The weakest link for any organisation is not systems; it’s the human factor. But while the insider threat is usually assumed to be from rogue employees or planted ‘moles’, it is important to also consider the role of IT administrators and managers that already have privileged access to sensitive information, resources and controls without having to hack into anything.
These individuals could include external contractors, security service providers and vendor or channel support staff.
They have the ability to stop and start systems, make critical changes such as granting access rights and can even delete security logs without trace.
We all prefer to believe we can rely on trusted employees or external consultants to do the right thing but it would be naive not to think it is possible that someone is going to abuse their privileges. And of course if they become disgruntled or plan to leave for a competitor – the risk is even greater.
Despite this, the majority of organisations have very limited capabilities to trace specific IT events to specific users, with any certainty. For example, one very large retail organisation recently told me that they had 90 IT administrators including a number working on contract through an outsourcer, yet they had no means of determining which changes were made by which administrator at any given point in time.
We can’t stop the occasional IT admin turning bad or simply making mistakes because they are not up to the job, but we can make sure we know ‘who, did what, where and when’, to act as a deterrent or to catch the culprit immediately after the event.
But unfortunately, many companies do not have quick and easy access to this information and very few IT teams really know what is happening in their infrastructures at any given time. Even some of the largest organisations still have to trawl manually through files of native logs to get the answers.
But it’s not just about the trust of privileged users. There is the question of how quickly you can identify a change in your infrastructure that has caused a problem or failure by a common user error or something more malicious. Take for example, Active Directory. It is at the core of 98% of all modern networks, yet the majority of organisations can’t tell you who has made changes, what they did and when they did it.
The same is true for changes to the password policies and procedures that underpin IT security and despite our reliance on email, it is not standard practice to monitor for erroneous or malicious changes to MS Exchange. Furthermore, when it comes to basic file access, many companies do not know who accessed a file, when it was accessed and if the attempt succeeded or failed.
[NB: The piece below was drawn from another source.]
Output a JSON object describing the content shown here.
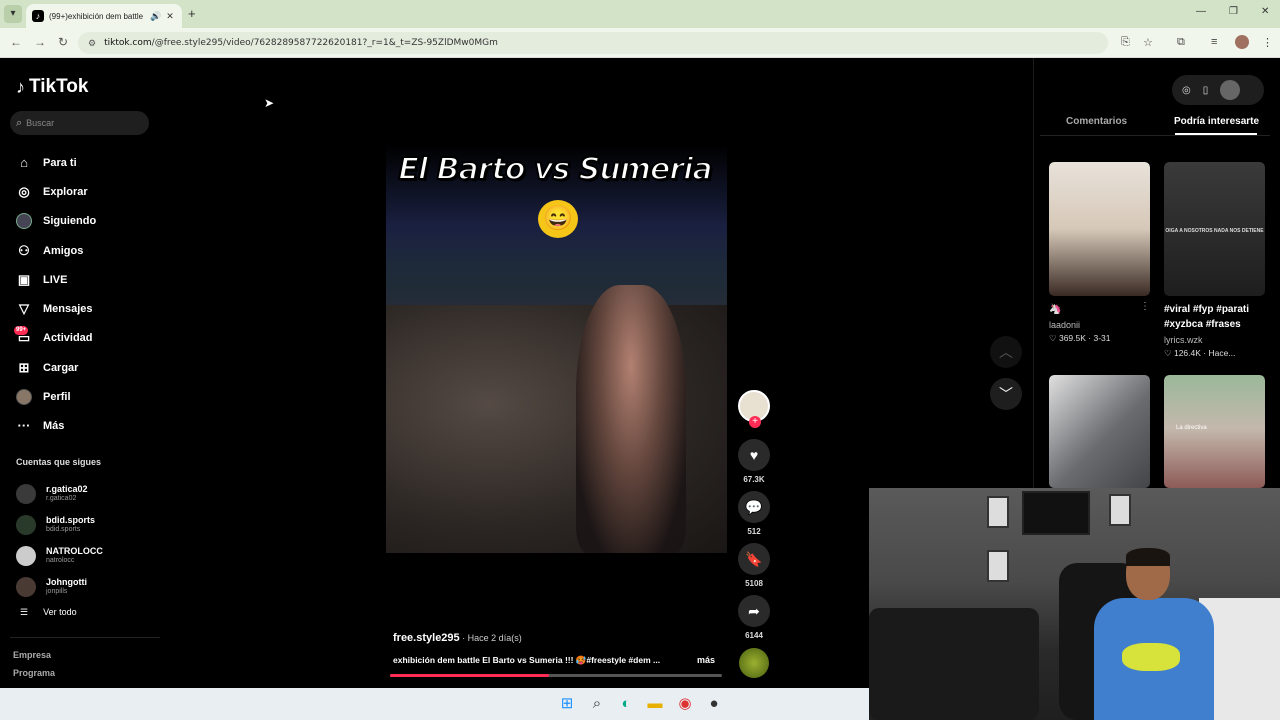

The answer of course is effective IT change auditing. The problem is that auditing sounds like an additional headache and a lot of hassle when there is already not enough time in the day to keep the corporate network safe.
So, it is not surprising that so many companies do little more than pay lip service to it. A report from Quocirca found that many audits are only carried out before a compliance check or as part of an investigation after an event such as data loss or server failure.
> See also: Sky employee leaked customer data
While many organisations still rely on time consuming manual processes for change monitoring and auditing, others take a costly sledgehammer approach to the problem and opt for a SIEM (Security Information and Event Management) solution.
However, SIEM integrates other functions such as automatic remediation and intrusion prevention, making it an expensive and complex option if your focus is on audit reliability, speed and consistency. And SIEM still relies largely on interrogating native audit logs that can be tampered with by privileged users.
There is another way. Specialist change auditing software can deliver a reliable and consistent view of what is going on at around a third of the cost of SIEM. It captures multiple streams of data from multiple sources, then filters, translates, sorts and compresses the results for easy access, storage and archiving – and also provides real-time alerting and automated reports.
And importantly, it provides an accurate picture of network activity by capturing a ‘snapshot’ before and after a change is made and there are even video tools that effectively provide ‘CCTV’ for IT systems.
Change audit must be taken seriously and the channel has its part to play by educating customers and offering relevant tools. And it’s not just for compliance or to keep the auditors happy. By the time you have identified an abuse of privilege or insider error and got to the source by trawling through native logs – it could be too late.